_The task_
A complete, exact copy of the records below is the required result.

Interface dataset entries
***
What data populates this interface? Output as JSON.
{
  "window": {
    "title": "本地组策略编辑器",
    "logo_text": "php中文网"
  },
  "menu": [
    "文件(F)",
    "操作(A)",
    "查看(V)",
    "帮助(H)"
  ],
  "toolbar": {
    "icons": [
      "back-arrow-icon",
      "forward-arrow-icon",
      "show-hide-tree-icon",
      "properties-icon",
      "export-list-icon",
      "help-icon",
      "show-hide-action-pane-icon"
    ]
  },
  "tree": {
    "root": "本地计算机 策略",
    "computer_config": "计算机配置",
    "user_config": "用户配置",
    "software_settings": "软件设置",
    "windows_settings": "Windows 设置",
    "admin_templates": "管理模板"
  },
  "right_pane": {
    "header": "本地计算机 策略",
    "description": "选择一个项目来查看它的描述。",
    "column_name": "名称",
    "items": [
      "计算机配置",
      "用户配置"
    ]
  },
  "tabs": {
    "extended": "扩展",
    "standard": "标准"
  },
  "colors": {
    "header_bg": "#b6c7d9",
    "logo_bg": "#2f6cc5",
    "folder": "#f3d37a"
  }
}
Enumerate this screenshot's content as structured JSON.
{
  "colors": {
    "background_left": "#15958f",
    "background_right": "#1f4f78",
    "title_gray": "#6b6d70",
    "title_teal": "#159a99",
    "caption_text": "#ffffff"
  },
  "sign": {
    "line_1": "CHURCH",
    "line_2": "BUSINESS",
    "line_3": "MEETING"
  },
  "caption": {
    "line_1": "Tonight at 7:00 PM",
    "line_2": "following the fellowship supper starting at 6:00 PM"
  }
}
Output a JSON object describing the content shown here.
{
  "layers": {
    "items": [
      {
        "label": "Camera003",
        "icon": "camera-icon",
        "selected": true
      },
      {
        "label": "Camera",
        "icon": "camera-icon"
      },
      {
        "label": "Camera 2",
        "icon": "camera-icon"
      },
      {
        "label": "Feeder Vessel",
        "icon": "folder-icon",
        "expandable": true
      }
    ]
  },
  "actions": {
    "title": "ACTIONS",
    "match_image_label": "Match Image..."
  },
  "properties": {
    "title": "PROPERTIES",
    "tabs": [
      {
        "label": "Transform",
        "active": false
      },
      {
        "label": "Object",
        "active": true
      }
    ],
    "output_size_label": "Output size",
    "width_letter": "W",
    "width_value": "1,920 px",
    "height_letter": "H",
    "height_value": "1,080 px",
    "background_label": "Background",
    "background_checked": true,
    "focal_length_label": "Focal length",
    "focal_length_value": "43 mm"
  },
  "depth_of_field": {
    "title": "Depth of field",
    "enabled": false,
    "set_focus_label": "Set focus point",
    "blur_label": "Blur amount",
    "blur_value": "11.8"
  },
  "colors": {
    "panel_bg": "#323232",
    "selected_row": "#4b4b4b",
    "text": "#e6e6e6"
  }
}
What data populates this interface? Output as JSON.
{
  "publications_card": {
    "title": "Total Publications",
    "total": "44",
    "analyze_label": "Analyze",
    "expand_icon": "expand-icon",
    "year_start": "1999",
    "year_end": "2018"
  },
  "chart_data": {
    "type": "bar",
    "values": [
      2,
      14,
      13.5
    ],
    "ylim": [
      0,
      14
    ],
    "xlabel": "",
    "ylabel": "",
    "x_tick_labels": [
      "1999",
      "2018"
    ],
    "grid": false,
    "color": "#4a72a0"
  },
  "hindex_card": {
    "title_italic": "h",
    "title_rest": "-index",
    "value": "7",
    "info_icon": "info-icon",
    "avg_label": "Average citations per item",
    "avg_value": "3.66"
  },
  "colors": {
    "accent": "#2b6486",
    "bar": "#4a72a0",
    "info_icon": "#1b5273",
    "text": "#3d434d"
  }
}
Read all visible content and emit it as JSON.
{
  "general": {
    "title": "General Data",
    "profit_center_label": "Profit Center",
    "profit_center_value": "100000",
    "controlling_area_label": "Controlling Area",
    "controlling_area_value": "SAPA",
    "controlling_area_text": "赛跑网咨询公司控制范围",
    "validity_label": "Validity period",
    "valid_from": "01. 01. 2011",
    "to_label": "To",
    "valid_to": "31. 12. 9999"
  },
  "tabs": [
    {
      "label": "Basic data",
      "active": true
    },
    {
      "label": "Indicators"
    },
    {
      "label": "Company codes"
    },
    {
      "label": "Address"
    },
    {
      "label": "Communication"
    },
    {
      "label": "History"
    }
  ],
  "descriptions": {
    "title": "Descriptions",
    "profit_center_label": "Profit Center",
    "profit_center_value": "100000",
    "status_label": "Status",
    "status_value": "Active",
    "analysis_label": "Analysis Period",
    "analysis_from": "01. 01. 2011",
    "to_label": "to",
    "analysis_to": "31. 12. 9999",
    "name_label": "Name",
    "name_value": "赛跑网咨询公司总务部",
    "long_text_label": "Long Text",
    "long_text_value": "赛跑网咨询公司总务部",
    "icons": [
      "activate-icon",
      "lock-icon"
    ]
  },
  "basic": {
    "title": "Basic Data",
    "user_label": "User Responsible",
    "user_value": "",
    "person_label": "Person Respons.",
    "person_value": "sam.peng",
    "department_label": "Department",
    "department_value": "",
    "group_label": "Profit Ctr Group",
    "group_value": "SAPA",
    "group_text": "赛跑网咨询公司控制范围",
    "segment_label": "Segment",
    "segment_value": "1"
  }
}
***
_Answer space_
What data populates this interface? Output as JSON.
{
  "window": {
    "title": "本地组策略编辑器",
    "logo_text": "php中文网"
  },
  "menu": [
    "文件(F)",
    "操作(A)",
    "查看(V)",
    "帮助(H)"
  ],
  "toolbar": {
    "icons": [
      "back-arrow-icon",
      "forward-arrow-icon",
      "show-hide-tree-icon",
      "properties-icon",
      "export-list-icon",
      "help-icon",
      "show-hide-action-pane-icon"
    ]
  },
  "tree": {
    "root": "本地计算机 策略",
    "computer_config": "计算机配置",
    "user_config": "用户配置",
    "software_settings": "软件设置",
    "windows_settings": "Windows 设置",
    "admin_templates": "管理模板"
  },
  "right_pane": {
    "header": "本地计算机 策略",
    "description": "选择一个项目来查看它的描述。",
    "column_name": "名称",
    "items": [
      "计算机配置",
      "用户配置"
    ]
  },
  "tabs": {
    "extended": "扩展",
    "standard": "标准"
  },
  "colors": {
    "header_bg": "#b6c7d9",
    "logo_bg": "#2f6cc5",
    "folder": "#f3d37a"
  }
}
Enumerate this screenshot's content as structured JSON.
{
  "colors": {
    "background_left": "#15958f",
    "background_right": "#1f4f78",
    "title_gray": "#6b6d70",
    "title_teal": "#159a99",
    "caption_text": "#ffffff"
  },
  "sign": {
    "line_1": "CHURCH",
    "line_2": "BUSINESS",
    "line_3": "MEETING"
  },
  "caption": {
    "line_1": "Tonight at 7:00 PM",
    "line_2": "following the fellowship supper starting at 6:00 PM"
  }
}
Output a JSON object describing the content shown here.
{
  "layers": {
    "items": [
      {
        "label": "Camera003",
        "icon": "camera-icon",
        "selected": true
      },
      {
        "label": "Camera",
        "icon": "camera-icon"
      },
      {
        "label": "Camera 2",
        "icon": "camera-icon"
      },
      {
        "label": "Feeder Vessel",
        "icon": "folder-icon",
        "expandable": true
      }
    ]
  },
  "actions": {
    "title": "ACTIONS",
    "match_image_label": "Match Image..."
  },
  "properties": {
    "title": "PROPERTIES",
    "tabs": [
      {
        "label": "Transform",
        "active": false
      },
      {
        "label": "Object",
        "active": true
      }
    ],
    "output_size_label": "Output size",
    "width_letter": "W",
    "width_value": "1,920 px",
    "height_letter": "H",
    "height_value": "1,080 px",
    "background_label": "Background",
    "background_checked": true,
    "focal_length_label": "Focal length",
    "focal_length_value": "43 mm"
  },
  "depth_of_field": {
    "title": "Depth of field",
    "enabled": false,
    "set_focus_label": "Set focus point",
    "blur_label": "Blur amount",
    "blur_value": "11.8"
  },
  "colors": {
    "panel_bg": "#323232",
    "selected_row": "#4b4b4b",
    "text": "#e6e6e6"
  }
}
What data populates this interface? Output as JSON.
{
  "publications_card": {
    "title": "Total Publications",
    "total": "44",
    "analyze_label": "Analyze",
    "expand_icon": "expand-icon",
    "year_start": "1999",
    "year_end": "2018"
  },
  "chart_data": {
    "type": "bar",
    "values": [
      2,
      14,
      13.5
    ],
    "ylim": [
      0,
      14
    ],
    "xlabel": "",
    "ylabel": "",
    "x_tick_labels": [
      "1999",
      "2018"
    ],
    "grid": false,
    "color": "#4a72a0"
  },
  "hindex_card": {
    "title_italic": "h",
    "title_rest": "-index",
    "value": "7",
    "info_icon": "info-icon",
    "avg_label": "Average citations per item",
    "avg_value": "3.66"
  },
  "colors": {
    "accent": "#2b6486",
    "bar": "#4a72a0",
    "info_icon": "#1b5273",
    "text": "#3d434d"
  }
}
Read all visible content and emit it as JSON.
{
  "general": {
    "title": "General Data",
    "profit_center_label": "Profit Center",
    "profit_center_value": "100000",
    "controlling_area_label": "Controlling Area",
    "controlling_area_value": "SAPA",
    "controlling_area_text": "赛跑网咨询公司控制范围",
    "validity_label": "Validity period",
    "valid_from": "01. 01. 2011",
    "to_label": "To",
    "valid_to": "31. 12. 9999"
  },
  "tabs": [
    {
      "label": "Basic data",
      "active": true
    },
    {
      "label": "Indicators"
    },
    {
      "label": "Company codes"
    },
    {
      "label": "Address"
    },
    {
      "label": "Communication"
    },
    {
      "label": "History"
    }
  ],
  "descriptions": {
    "title": "Descriptions",
    "profit_center_label": "Profit Center",
    "profit_center_value": "100000",
    "status_label": "Status",
    "status_value": "Active",
    "analysis_label": "Analysis Period",
    "analysis_from": "01. 01. 2011",
    "to_label": "to",
    "analysis_to": "31. 12. 9999",
    "name_label": "Name",
    "name_value": "赛跑网咨询公司总务部",
    "long_text_label": "Long Text",
    "long_text_value": "赛跑网咨询公司总务部",
    "icons": [
      "activate-icon",
      "lock-icon"
    ]
  },
  "basic": {
    "title": "Basic Data",
    "user_label": "User Responsible",
    "user_value": "",
    "person_label": "Person Respons.",
    "person_value": "sam.peng",
    "department_label": "Department",
    "department_value": "",
    "group_label": "Profit Ctr Group",
    "group_value": "SAPA",
    "group_text": "赛跑网咨询公司控制范围",
    "segment_label": "Segment",
    "segment_value": "1"
  }
}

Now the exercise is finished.